We need to ensure that the social and institutional safety net is robust. We have threats of budget cuts coming — I was speaking with childcare providers who have been very severely impacted by the governor’s withholding 20% to local agencies. Our social safety net is already not strong enough as it is and it’s going to be a domino effect if we don’t ensure that people who are doing their best to bring stability to working class people, especially working class people of color, are able to maintain the work they’re doing. Otherwise, there will be a very, very troubling ripple effect throughout New York State.
The recent stimulus bill requires states to allow foster youth to remain in the system past age 21 during the pandemic. Do you think New York should make this change permanent?
We haven't made a decision on that but it is important that, during the pandemic and moving forward, that people are not thrown out in the cold or having their services disrupted before they’re ready. I've worked with other legislators to really do our best to address this budgetary crisis by taxing the wealthy to increase revenue, and it is important to me that we have the funding to extend services if we need to.
Aside from allowing young people to remain in foster care, what other changes would you propose to support young people aging out?
Part of our housing platform is calling for more deeply investing in supportive housing to really ensure that people are able to get into housing where there is a support network, social services and help finding employment. I think that will be critical for a significant number of New Yorkers, but especially those who are transitioning into adulthood.
We recently reported that the cost of operating New York’s youth prisons is approaching $1 million per young person incarcerated. What changes, if any, do you plan to propose to the state juvenile justice system?

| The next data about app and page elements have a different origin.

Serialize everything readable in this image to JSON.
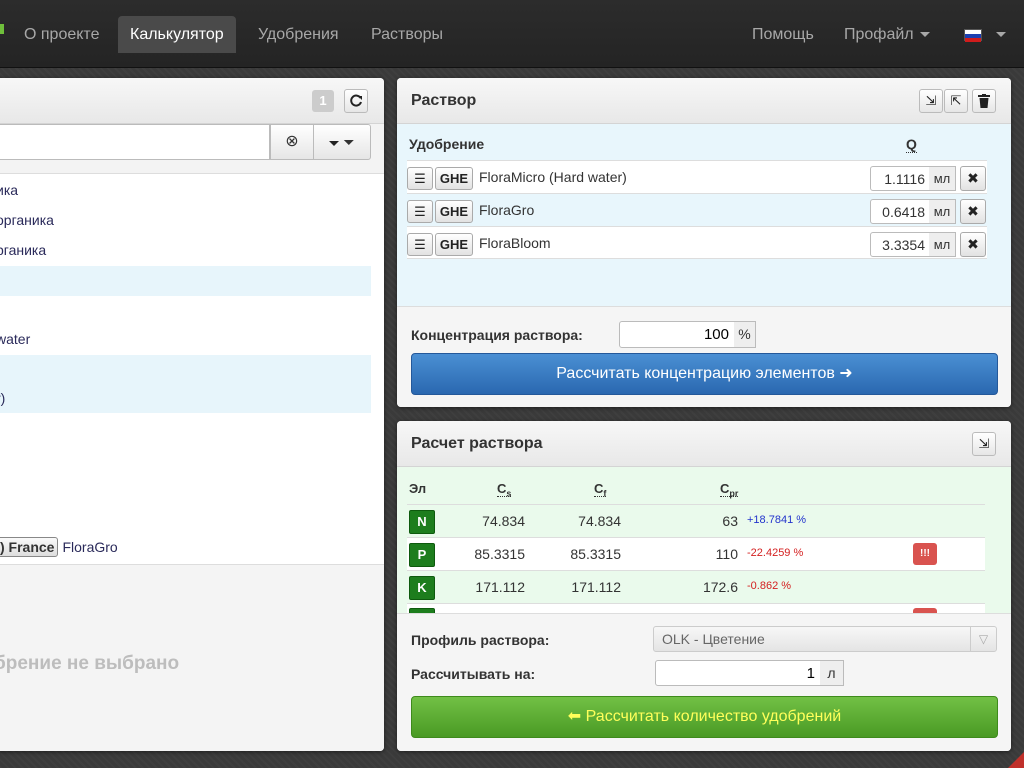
{
  "nav": {
    "items": [
      "О проекте",
      "Калькулятор",
      "Удобрения",
      "Растворы"
    ],
    "active": "Калькулятор",
    "help": "Помощь",
    "profile": "Профайл"
  },
  "left": {
    "badge": "1",
    "search_value": "",
    "rows": [
      "ика",
      "органика",
      "рганика",
      "",
      "",
      "water",
      "",
      "r)",
      ")",
      "",
      "",
      "",
      ""
    ],
    "tag_row": {
      "tag": ") France",
      "name": "FloraGro"
    },
    "empty_text": "брение не выбрано"
  },
  "solution": {
    "title": "Раствор",
    "col_fertilizer": "Удобрение",
    "col_q": "Q",
    "fertilizers": [
      {
        "brand": "GHE",
        "name": "FloraMicro (Hard water)",
        "amount": "1.1116",
        "unit": "мл"
      },
      {
        "brand": "GHE",
        "name": "FloraGro",
        "amount": "0.6418",
        "unit": "мл"
      },
      {
        "brand": "GHE",
        "name": "FloraBloom",
        "amount": "3.3354",
        "unit": "мл"
      }
    ],
    "concentration_label": "Концентрация раствора:",
    "concentration_value": "100",
    "concentration_unit": "%",
    "calc_button": "Рассчитать концентрацию элементов ➜"
  },
  "calc": {
    "title": "Расчет раствора",
    "headers": {
      "el": "Эл",
      "cs": "C",
      "cs_sub": "s",
      "cf": "C",
      "cf_sub": "f",
      "cpr": "C",
      "cpr_sub": "pr"
    },
    "rows": [
      {
        "el": "N",
        "cs": "74.834",
        "cf": "74.834",
        "cpr": "63",
        "pct": "+18.7841 %",
        "sign": "pos",
        "warn": ""
      },
      {
        "el": "P",
        "cs": "85.3315",
        "cf": "85.3315",
        "cpr": "110",
        "pct": "-22.4259 %",
        "sign": "neg",
        "warn": "!!!"
      },
      {
        "el": "K",
        "cs": "171.112",
        "cf": "171.112",
        "cpr": "172.6",
        "pct": "-0.862 %",
        "sign": "neg",
        "warn": ""
      }
    ],
    "profile_label": "Профиль раствора:",
    "profile_value": "OLK - Цветение",
    "liters_label": "Рассчитывать на:",
    "liters_value": "1",
    "liters_unit": "л",
    "calc_button": "⬅ Рассчитать количество удобрений"
  },
  "colors": {
    "accent_blue": "#2a68b0",
    "accent_green": "#4a9a24",
    "element_green": "#1d7d1d",
    "warn_red": "#d9534f"
  }
}
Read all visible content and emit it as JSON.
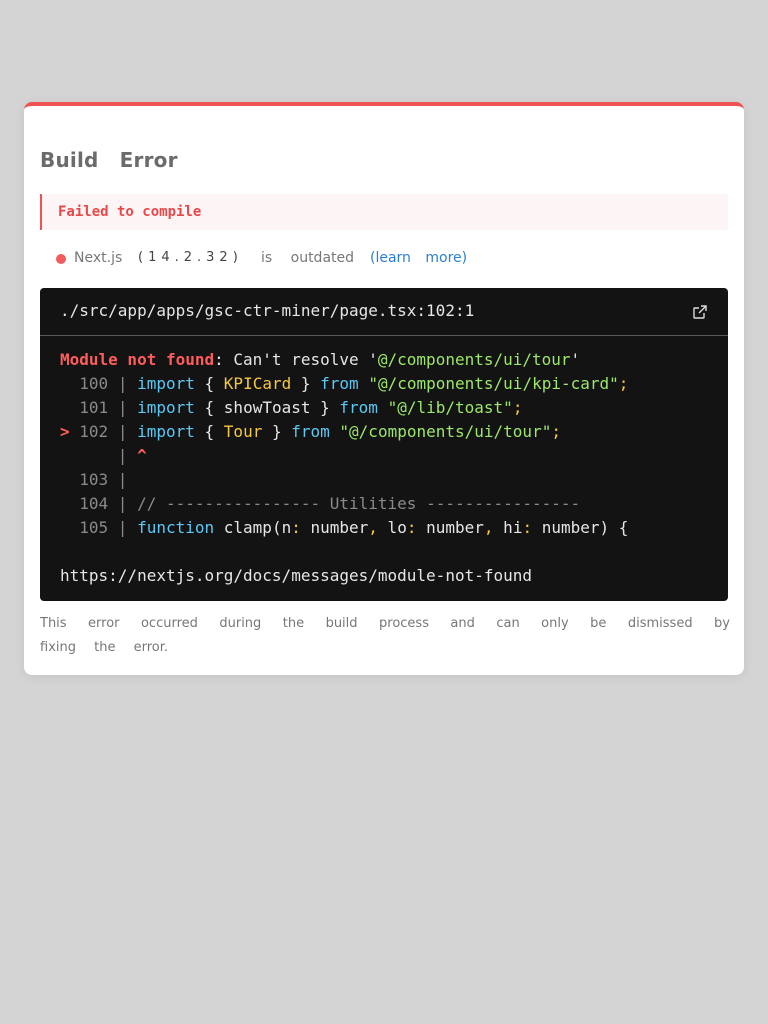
{
  "dialog": {
    "title": "Build Error",
    "banner": "Failed to compile",
    "version": {
      "name": "Next.js",
      "number_text": "(14.2.32)",
      "status_text": "is outdated",
      "learn_more": "(learn more)"
    },
    "code": {
      "file_path": "./src/app/apps/gsc-ctr-miner/page.tsx:102:1",
      "open_icon": "external-link-icon",
      "error_label": "Module not found",
      "error_message": ": Can't resolve '",
      "module_name": "@/components/ui/tour",
      "error_quote_end": "'",
      "lines": [
        {
          "marker": " ",
          "number": "100",
          "keyword": "import",
          "open": " { ",
          "ident": "KPICard",
          "close": " } ",
          "from": "from",
          "space": " ",
          "source": "\"@/components/ui/kpi-card\"",
          "end": ";"
        },
        {
          "marker": " ",
          "number": "101",
          "keyword": "import",
          "open": " { ",
          "ident": "showToast",
          "close": " } ",
          "from": "from",
          "space": " ",
          "source": "\"@/lib/toast\"",
          "end": ";"
        },
        {
          "marker": ">",
          "number": "102",
          "keyword": "import",
          "open": " { ",
          "ident": "Tour",
          "close": " } ",
          "from": "from",
          "space": " ",
          "source": "\"@/components/ui/tour\"",
          "end": ";"
        }
      ],
      "caret": "^",
      "line_103": "103",
      "line_104_number": "104",
      "line_104_comment": "// ---------------- Utilities ----------------",
      "line_105_number": "105",
      "line_105_keyword": "function",
      "line_105_code": " clamp(n",
      "line_105_colon1": ":",
      "line_105_type1": " number",
      "line_105_comma1": ",",
      "line_105_p2": " lo",
      "line_105_colon2": ":",
      "line_105_type2": " number",
      "line_105_comma2": ",",
      "line_105_p3": " hi",
      "line_105_colon3": ":",
      "line_105_tail": " number) {",
      "docs_url": "https://nextjs.org/docs/messages/module-not-found"
    },
    "footer": "This error occurred during the build process and can only be dismissed by fixing the error."
  },
  "colors": {
    "accent_red": "#ef5252",
    "code_bg": "#131313",
    "link_blue": "#2a7fd4"
  }
}
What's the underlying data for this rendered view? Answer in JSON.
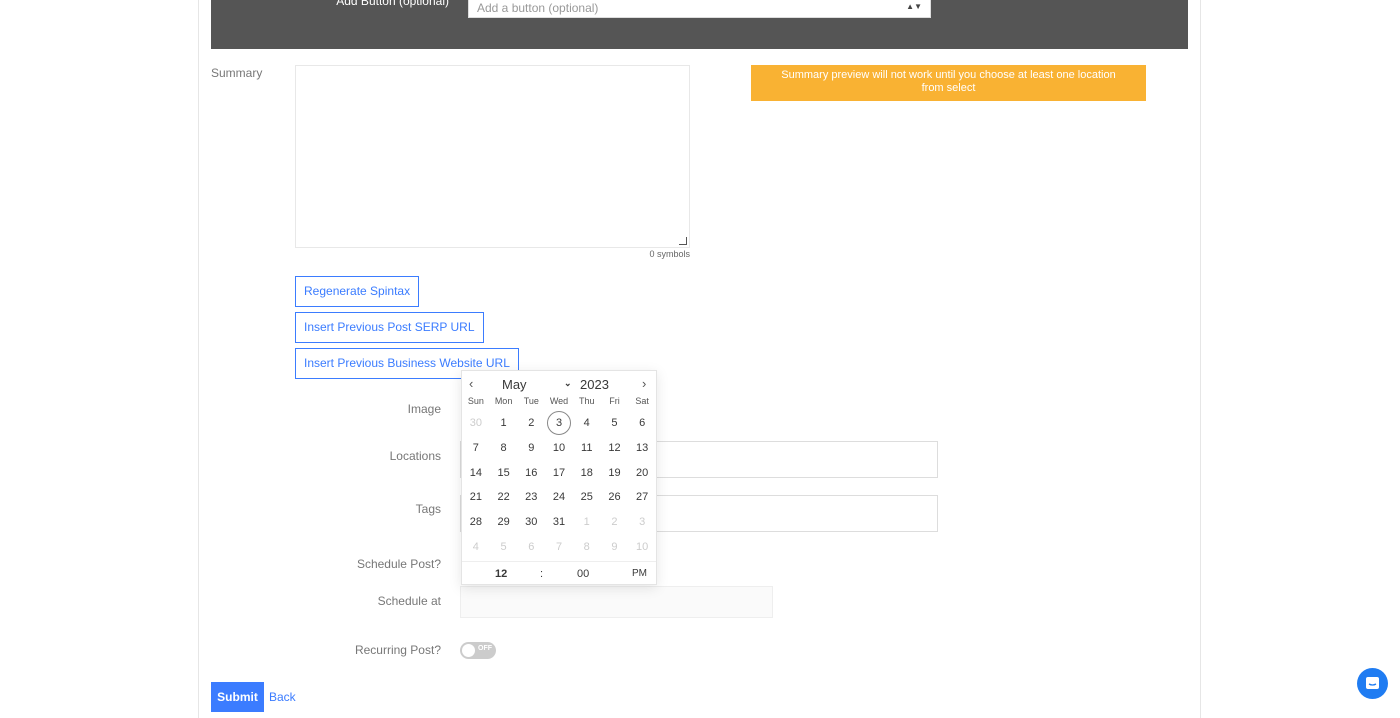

In general, my criminal justice platform revolves around restorative justice and decarceration, so taking steps to reduce the number of youth that end up in the system in the first place would be important to us. I'd be happy to work with my colleagues to figure out other ways to ensure that there are fewer youth caught up in the system.
Are there any particular approaches or restorative justice programs that you’ve seen be effective?
I know Sen. Montgomery was big on the Solutions Not Suspension bill, which aimed to decrease the number of students who are getting suspended, because it’s predominantly Black and brown youth. I had the pleasure of working with a principal who did not see suspensions as a go-to tactic — he was of the opinion that we should exercise all possible avenues before looking into suspension. And he was right, suspensions don't really teach the child how to channel their frustrations or energy more effectively or how to communicate with their peers better.
All New Yorkers have had a really difficult year, and especially children and youth, who've had schooling disrupted and all kinds of challenges. What do you hope that New York can do for children over the next year, and what kind of support should the state provide to them?
I would like to have two of the most fundamental stabilizing things in their lives be secured. I would like to see housing not be a concern for children, meaning no one is feeling threatened by evictions. I had one student that I didn't see for about seven months after the schools closed in March because they left to bury a family member in the Carolinas and came back to illegal eviction and had to deal with the fallout from that.
Also, ensuring their stability in education. We need remote learning plans that center the voices of teachers and are not political games, ones that are drafted by educators who understand the best practices for children. We need to ensure that every child actually has the materials necessary to be able to log in and attend class.